Much like your mobile phone, you can charge your Lithium Iron Phosphate batteries whenever you want. If you let them drain completely, you won’t be able to use them until they get some charge. Unlike lead-acid batteries, Lithium Iron Phosphate batteries do not get damaged if they are left in a partial state of charge, so you don’t have to stress about getting them charged immediately after use.
Relion LiFePO4 batteries can safely charge at temperatures between -4°F – 131°F (0°C – 55°C) – however, we recommend charging in temperatures above 32°F (0°C). If you do charge below freezing temperatures, you must make sure the charge current is 5-10% of the capacity of the battery.
How to Charge a LiFePO4 Battery
The ideal way to charge a LiFePO4 battery is with a Lithium Iron Phosphate battery charger, as it will be programmed with the appropriate voltage limits. Most lead-acid battery chargers will do the job just fine. AGM and GEL charge profiles typically fall within the voltage limits of a Lithium Iron Phosphate battery. Wet lead-acid battery chargers tend to have a higher voltage limit, which may cause the Battery Management System (BMS) to go into protection mode. This won’t harm the battery; however, it may cause fault codes on the charger display.
Charging batteries in Parallel Best Practices
When connecting your Lithium batteries in parallel, it is best to charge each battery individually before making the parallel connection(s). If you have a voltmeter, check the voltage a couple hours after the charge is complete and make sure they are within 50mV (0.05V) of each other before paralleling them. This will minimise the chance of imbalance between the batteries and maximise the performance of the system. Over time, if you notice the capacity of your battery bank has decreased, disconnect the parallel connections and charge each battery individually, then reconnect.
Charging Batteries in Series Best Practices
Connecting Lithium batteries in series is much like connecting them in parallel, it is best to charge each battery up individually and check the voltage and ensure they are within 50mV (0.05V) of each other before making the series connections.
It is highly recommended to charge Lithium batteries in series with a multi-bank charger. This means each battery is charged at the same time but completely independent of the other. In some applications, this is not practical, which is why Relion offers 24V and 48V batteries to reduce the need for multiple batteries in series.
What About During Storage?
Lithium Iron Phosphate batteries are so much easier to store than lead-acid batteries. For short-term storage of 3-6 months, you don’t have to do a thing. Ideally, leave them at around 50% state of charge before storing. For long-term storage, it is best to store them at a 50% state of charge and then cycle them by discharging them, recharging them and then partially discharging them to approximately 50%, every 6-12 months.

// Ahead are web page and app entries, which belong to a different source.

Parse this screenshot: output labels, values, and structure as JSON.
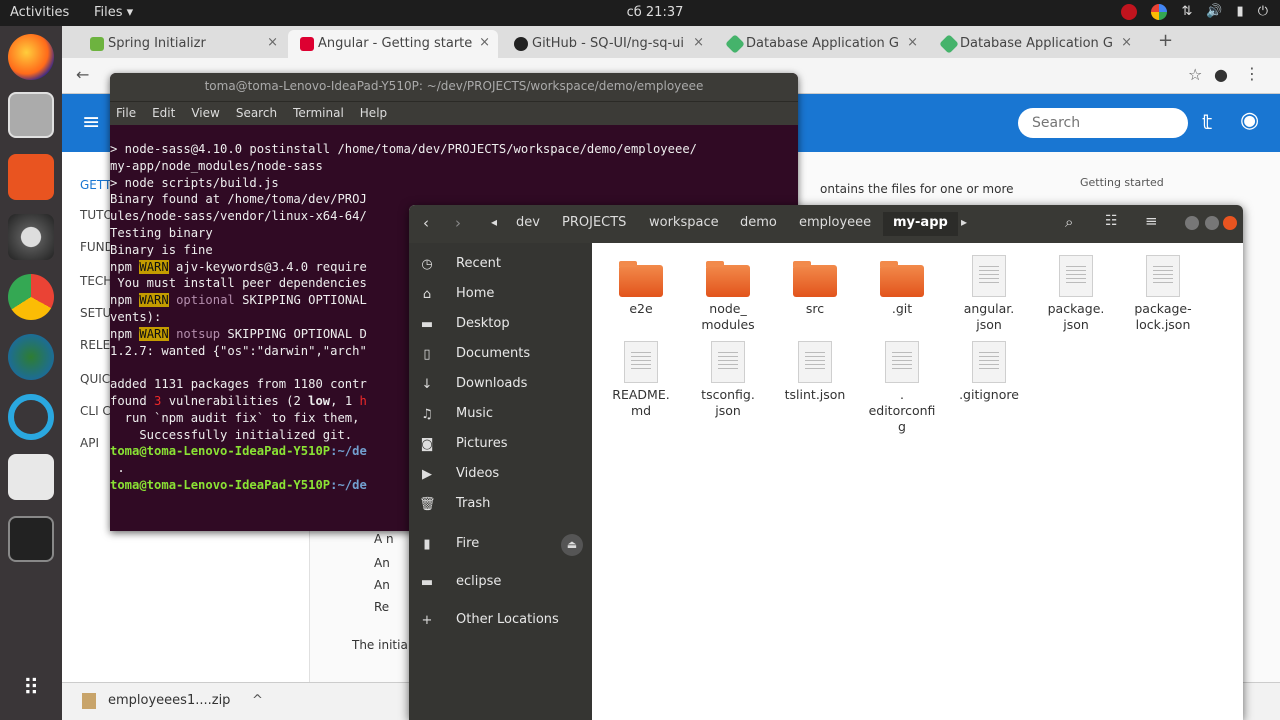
{
  "topbar": {
    "activities": "Activities",
    "app_menu": "Files ▾",
    "clock": "сб 21:37"
  },
  "browser": {
    "tabs": [
      {
        "label": "Spring Initializr",
        "color": "#6db33f"
      },
      {
        "label": "Angular - Getting starte",
        "color": "#dd0031"
      },
      {
        "label": "GitHub - SQ-UI/ng-sq-ui",
        "color": "#222222"
      },
      {
        "label": "Database Application G",
        "color": "#45b36b"
      },
      {
        "label": "Database Application G",
        "color": "#45b36b"
      }
    ],
    "new_tab": "+",
    "download": {
      "filename": "employeees1....zip",
      "caret": "^"
    }
  },
  "site": {
    "search_placeholder": "Search",
    "sidenav": [
      "GETT",
      "TUTO",
      "FUND",
      "TECH",
      "SETU",
      "RELE",
      "QUIC",
      "CLI C",
      "API"
    ],
    "toc_title": "Getting started",
    "content_snippet": "ontains the files for one or more",
    "bullets": [
      "A n",
      "An",
      "An",
      "Re"
    ],
    "initial_text": "The initia"
  },
  "terminal": {
    "title": "toma@toma-Lenovo-IdeaPad-Y510P: ~/dev/PROJECTS/workspace/demo/employeee",
    "menu": [
      "File",
      "Edit",
      "View",
      "Search",
      "Terminal",
      "Help"
    ],
    "lines": [
      "> node-sass@4.10.0 postinstall /home/toma/dev/PROJECTS/workspace/demo/employeee/",
      "my-app/node_modules/node-sass",
      "> node scripts/build.js",
      "",
      "Binary found at /home/toma/dev/PROJ",
      "ules/node-sass/vendor/linux-x64-64/",
      "Testing binary",
      "Binary is fine"
    ],
    "warn_tag": "WARN",
    "npm": "npm",
    "warn1": " ajv-keywords@3.4.0 require",
    "warn1b": " You must install peer dependencies",
    "optional": "optional",
    "warn2": " SKIPPING OPTIONAL",
    "events": "vents):",
    "notsup": "notsup",
    "warn3": " SKIPPING OPTIONAL D",
    "wanted": "1.2.7: wanted {\"os\":\"darwin\",\"arch\"",
    "added": "added 1131 packages from 1180 contr",
    "found_pre": "found ",
    "found_num": "3",
    "found_mid": " vulnerabilities (2 ",
    "found_low": "low",
    "found_post": ", 1 ",
    "found_h": "h",
    "audit": "  run `npm audit fix` to fix them,",
    "init": "    Successfully initialized git.",
    "prompt_user": "toma@toma-Lenovo-IdeaPad-Y510P",
    "prompt_path": ":~/de",
    "prompt_cont": " .",
    "prompt_user2": "toma@toma-Lenovo-IdeaPad-Y510P",
    "prompt_path2": ":~/de"
  },
  "files": {
    "breadcrumbs": [
      "dev",
      "PROJECTS",
      "workspace",
      "demo",
      "employeee",
      "my-app"
    ],
    "places": [
      "Recent",
      "Home",
      "Desktop",
      "Documents",
      "Downloads",
      "Music",
      "Pictures",
      "Videos",
      "Trash",
      "Fire",
      "eclipse",
      "Other Locations"
    ],
    "items": [
      {
        "name": "e2e",
        "kind": "folder"
      },
      {
        "name": "node_\nmodules",
        "kind": "folder"
      },
      {
        "name": "src",
        "kind": "folder"
      },
      {
        "name": ".git",
        "kind": "folder"
      },
      {
        "name": "angular.\njson",
        "kind": "file"
      },
      {
        "name": "package.\njson",
        "kind": "file"
      },
      {
        "name": "package-\nlock.json",
        "kind": "file"
      },
      {
        "name": "README.\nmd",
        "kind": "file"
      },
      {
        "name": "tsconfig.\njson",
        "kind": "file"
      },
      {
        "name": "tslint.json",
        "kind": "file"
      },
      {
        "name": ".\neditorconfi\ng",
        "kind": "file"
      },
      {
        "name": ".gitignore",
        "kind": "file"
      }
    ]
  }
}
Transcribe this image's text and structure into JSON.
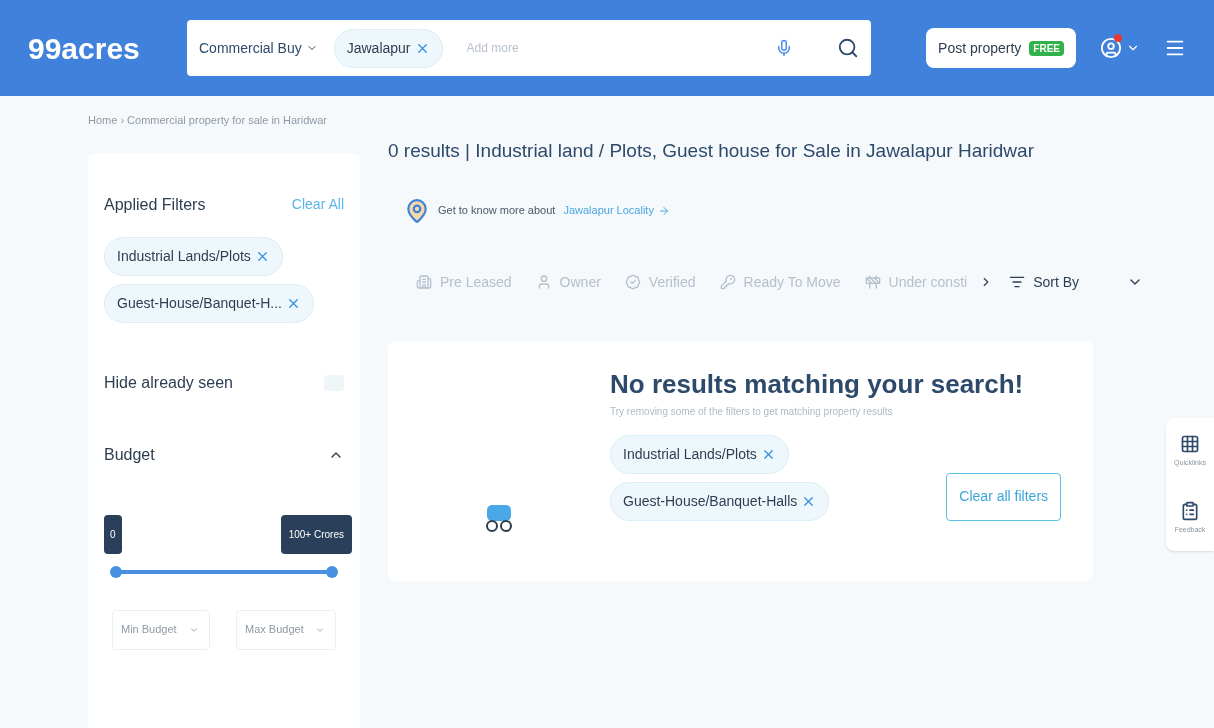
{
  "header": {
    "logo": "99acres",
    "search": {
      "category": "Commercial Buy",
      "chip": "Jawalapur",
      "placeholder": "Add more"
    },
    "post_button": "Post property",
    "post_badge": "FREE",
    "has_notification": true
  },
  "breadcrumb": "Home › Commercial property for sale in Haridwar",
  "sidebar": {
    "title": "Applied Filters",
    "clear": "Clear All",
    "chips": [
      "Industrial Lands/Plots",
      "Guest-House/Banquet-H..."
    ],
    "hide_seen": {
      "label": "Hide already seen",
      "on": false
    },
    "budget": {
      "title": "Budget",
      "expanded": true,
      "min_label": "0",
      "max_label": "100+ Crores",
      "min": {
        "level": 0
      },
      "max": {
        "level": 1
      },
      "min_placeholder": "Min Budget",
      "max_placeholder": "Max Budget"
    }
  },
  "results_title": "0 results | Industrial land / Plots, Guest house for Sale in Jawalapur Haridwar",
  "locality": {
    "text": "Get to know more about",
    "link": "Jawalapur Locality"
  },
  "quick_filters": [
    {
      "label": "Pre Leased",
      "kind": "building"
    },
    {
      "label": "Owner",
      "kind": "person"
    },
    {
      "label": "Verified",
      "kind": "check"
    },
    {
      "label": "Ready To Move",
      "kind": "key"
    },
    {
      "label": "Under consti",
      "kind": "construction"
    }
  ],
  "sort": "Sort By",
  "empty": {
    "title": "No results matching your search!",
    "subtitle": "Try removing some of the filters to get matching property results",
    "chips": [
      "Industrial Lands/Plots",
      "Guest-House/Banquet-Halls"
    ],
    "clear_button": "Clear all filters"
  },
  "side_tools": [
    {
      "label": "Quicklinks",
      "kind": "grid"
    },
    {
      "label": "Feedback",
      "kind": "clipboard"
    }
  ]
}
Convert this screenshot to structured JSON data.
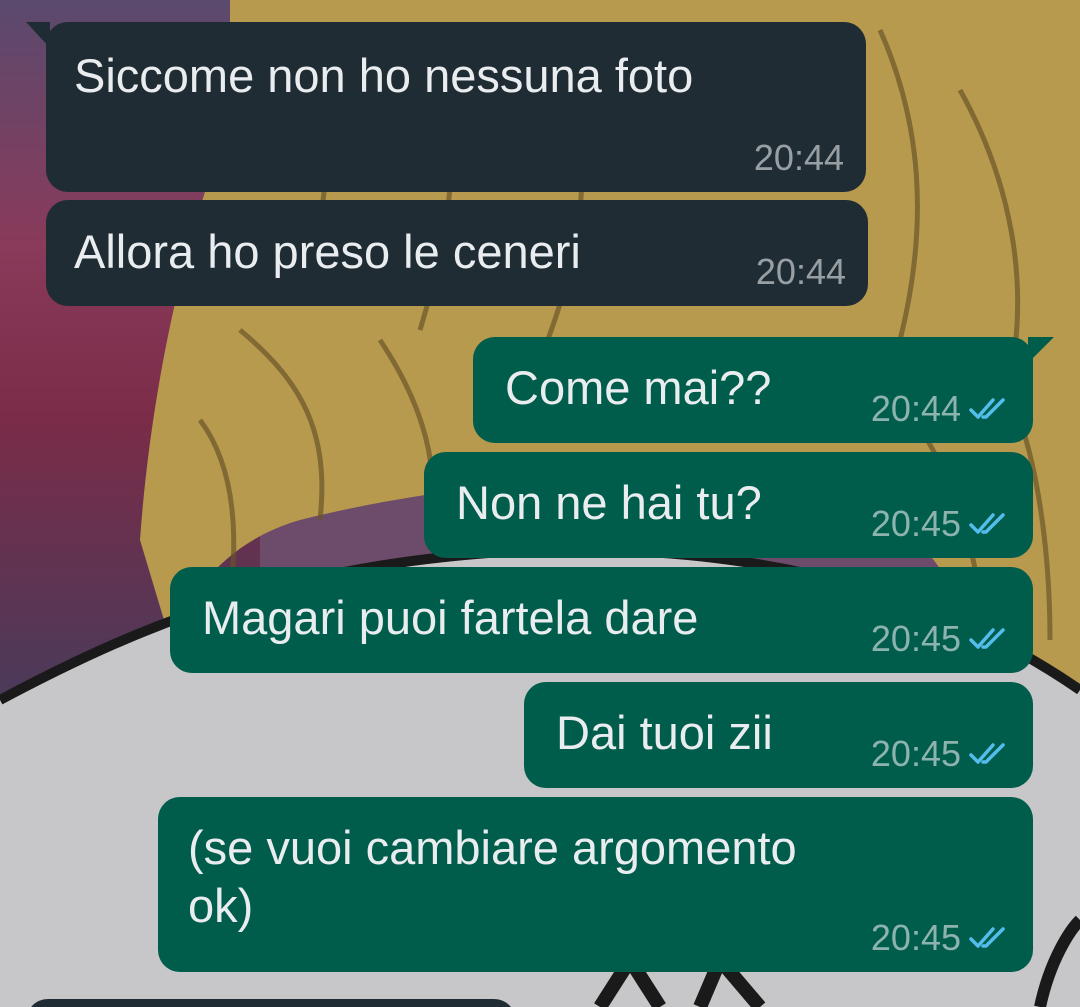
{
  "colors": {
    "incoming_bubble": "#202c33",
    "outgoing_bubble": "#005c4b",
    "text": "#e9edef",
    "read_ticks": "#53bdeb"
  },
  "messages": [
    {
      "direction": "incoming",
      "text": "Siccome non ho nessuna foto",
      "time": "20:44"
    },
    {
      "direction": "incoming",
      "text": "Allora ho preso le ceneri",
      "time": "20:44"
    },
    {
      "direction": "outgoing",
      "text": "Come mai??",
      "time": "20:44",
      "status_icon": "double-check-read-icon"
    },
    {
      "direction": "outgoing",
      "text": "Non ne hai tu?",
      "time": "20:45",
      "status_icon": "double-check-read-icon"
    },
    {
      "direction": "outgoing",
      "text": "Magari puoi fartela dare",
      "time": "20:45",
      "status_icon": "double-check-read-icon"
    },
    {
      "direction": "outgoing",
      "text": "Dai tuoi zii",
      "time": "20:45",
      "status_icon": "double-check-read-icon"
    },
    {
      "direction": "outgoing",
      "text": "(se vuoi cambiare argomento\nok)",
      "time": "20:45",
      "status_icon": "double-check-read-icon"
    }
  ]
}
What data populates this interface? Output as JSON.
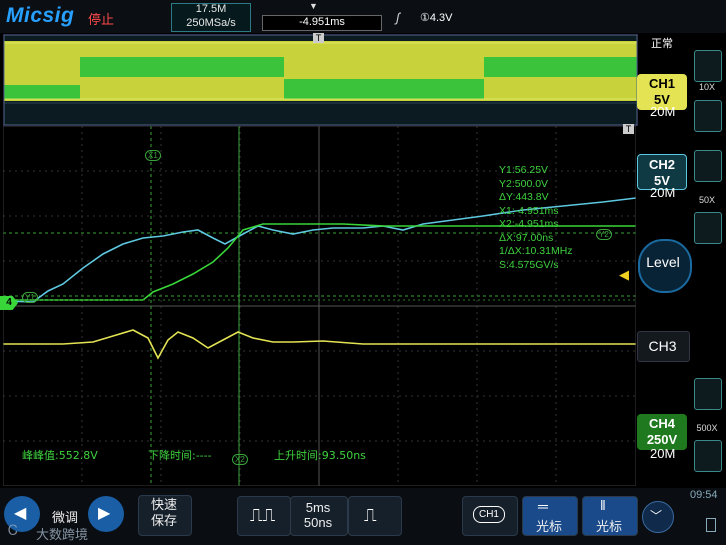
{
  "topbar": {
    "logo": "Micsig",
    "run_state": "停止",
    "memory_depth": "17.5M",
    "sample_rate": "250MSa/s",
    "time_position": "-4.951ms",
    "trigger_level": "①4.3V",
    "trigger_mode": "正常"
  },
  "channels": {
    "ch1": {
      "label": "CH1",
      "scale": "5V",
      "probe": "10X",
      "bandwidth": "20M",
      "color": "#e3e354"
    },
    "ch2": {
      "label": "CH2",
      "scale": "5V",
      "probe": "50X",
      "bandwidth": "20M",
      "color": "#5ec8e0"
    },
    "ch3": {
      "label": "CH3"
    },
    "ch4": {
      "label": "CH4",
      "scale": "250V",
      "probe": "500X",
      "bandwidth": "20M",
      "color": "#38d638"
    }
  },
  "level_button": "Level",
  "cursor_readout": {
    "y1": "Y1:56.25V",
    "y2": "Y2:500.0V",
    "dy": "ΔY:443.8V",
    "x1": "X1:-4.951ms",
    "x2": "X2:-4.951ms",
    "dx": "ΔX:97.00ns",
    "inv_dx": "1/ΔX:10.31MHz",
    "slew": "S:4.575GV/s"
  },
  "measurements": {
    "peak_to_peak": "峰峰值:552.8V",
    "fall_time": "下降时间:----",
    "rise_time": "上升时间:93.50ns"
  },
  "markers": {
    "x1": "X1",
    "x2": "X2",
    "y1": "Y1",
    "y2": "Y2",
    "ch4_ground": "4",
    "trigger": "T"
  },
  "bottombar": {
    "fine_adjust": "微调",
    "quick_save": "快速\n保存",
    "timebase_main": "5ms",
    "timebase_zoom": "50ns",
    "cursor_channel": "CH1",
    "cursor_h": "光标",
    "cursor_v": "光标",
    "watermark": "大数跨境",
    "clock": "09:54"
  }
}
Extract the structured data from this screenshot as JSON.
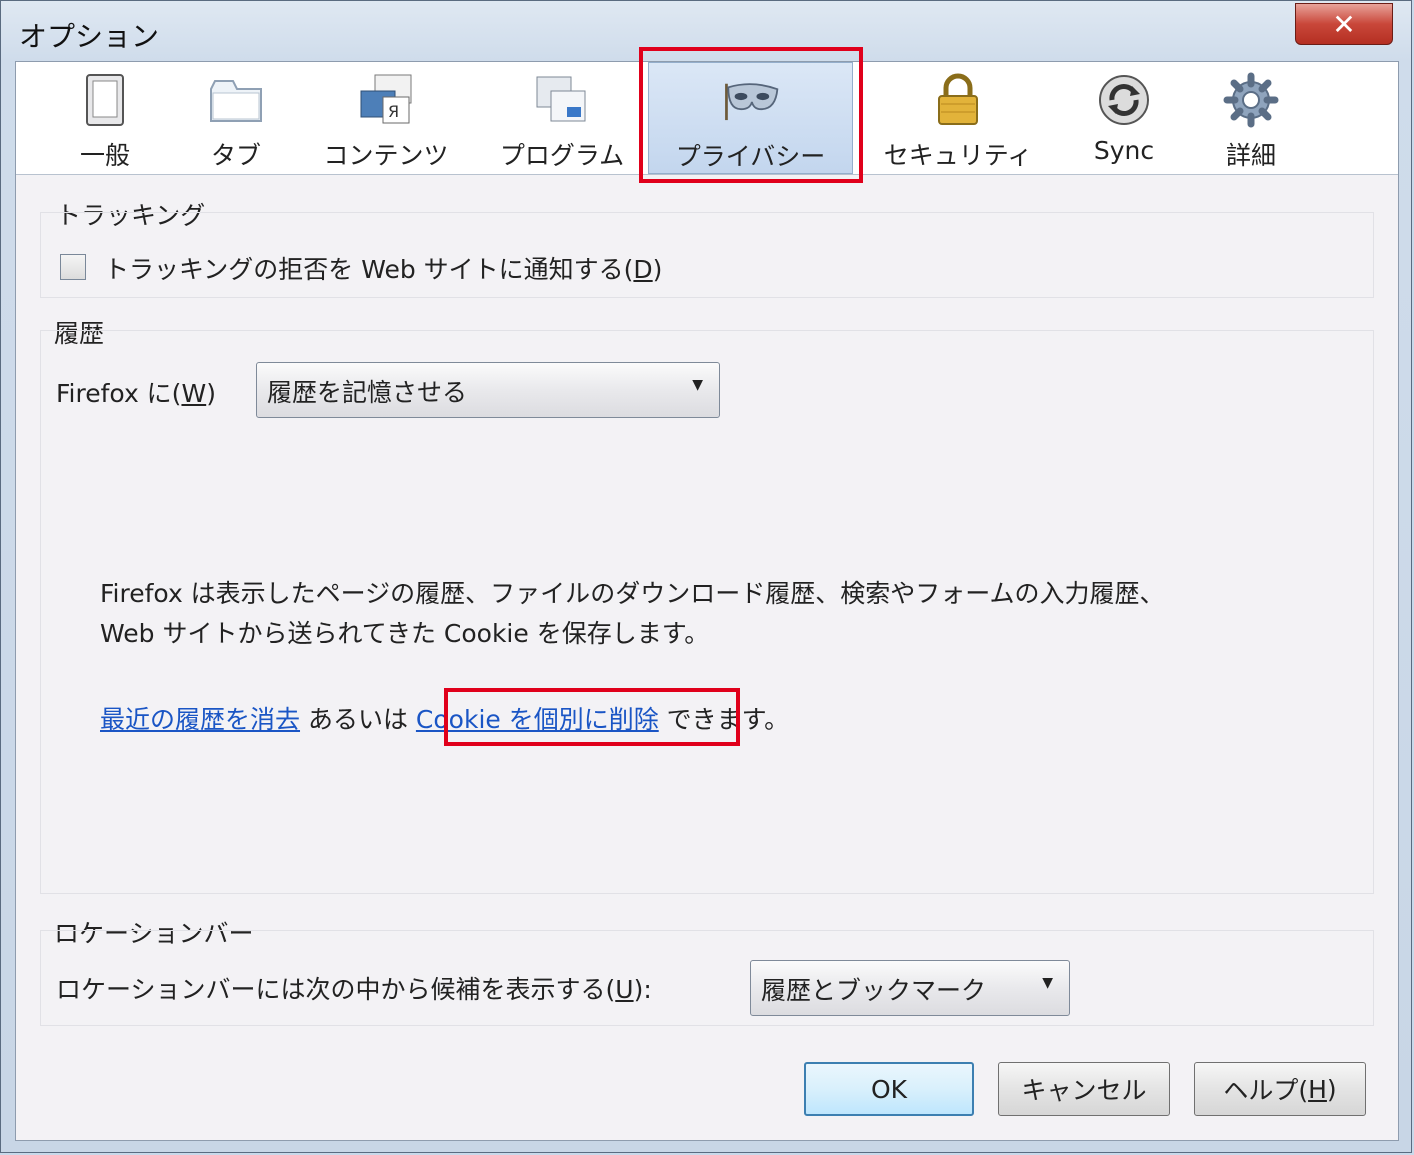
{
  "window": {
    "title": "オプション",
    "close_glyph": "✕"
  },
  "tabs": [
    {
      "label": "一般",
      "icon": "general-icon"
    },
    {
      "label": "タブ",
      "icon": "tabs-icon"
    },
    {
      "label": "コンテンツ",
      "icon": "content-icon"
    },
    {
      "label": "プログラム",
      "icon": "applications-icon"
    },
    {
      "label": "プライバシー",
      "icon": "privacy-mask-icon",
      "selected": true
    },
    {
      "label": "セキュリティ",
      "icon": "padlock-icon"
    },
    {
      "label": "Sync",
      "icon": "sync-icon"
    },
    {
      "label": "詳細",
      "icon": "gear-icon"
    }
  ],
  "tracking": {
    "title": "トラッキング",
    "checkbox_label": "トラッキングの拒否を Web サイトに通知する(",
    "accesskey": "D",
    "checkbox_suffix": ")",
    "checked": false
  },
  "history": {
    "title": "履歴",
    "firefox_label": "Firefox に(",
    "firefox_accesskey": "W",
    "firefox_suffix": ")",
    "mode_value": "履歴を記憶させる",
    "description_line1": "Firefox は表示したページの履歴、ファイルのダウンロード履歴、検索やフォームの入力履歴、",
    "description_line2": "Web サイトから送られてきた Cookie を保存します。",
    "clear_link": "最近の履歴を消去",
    "or_text": " あるいは ",
    "cookie_link": "Cookie を個別に削除",
    "can_text": " できます。"
  },
  "location_bar": {
    "title": "ロケーションバー",
    "suggest_label": "ロケーションバーには次の中から候補を表示する(",
    "suggest_accesskey": "U",
    "suggest_suffix": "):",
    "suggest_value": "履歴とブックマーク"
  },
  "buttons": {
    "ok": "OK",
    "cancel": "キャンセル",
    "help_prefix": "ヘルプ(",
    "help_accesskey": "H",
    "help_suffix": ")"
  },
  "colors": {
    "highlight": "#e0001b",
    "link": "#1a55c5",
    "selected_tab": "#c3d6ee"
  }
}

The Key Differences Between Lithium Iron Phosphate and Lead-Acid Batteries When It Comes to Charging
Lithium batteries can charge at a much higher current and they charge more efficiently than lead-acid, which means they can be charged faster. Lithium batteries do not need to be charged if they are partially discharged. Unlike lead-acid batteries, which when left in a partial state of charge will sulfate, drastically reducing performance and life.
Relion Lithium batteries come with an internal Battery Management System (BMS) that protects the battery from being over-charged, whereas lead-acid batteries can be over-charged, increasing the rate of grid corrosion and shortening battery life.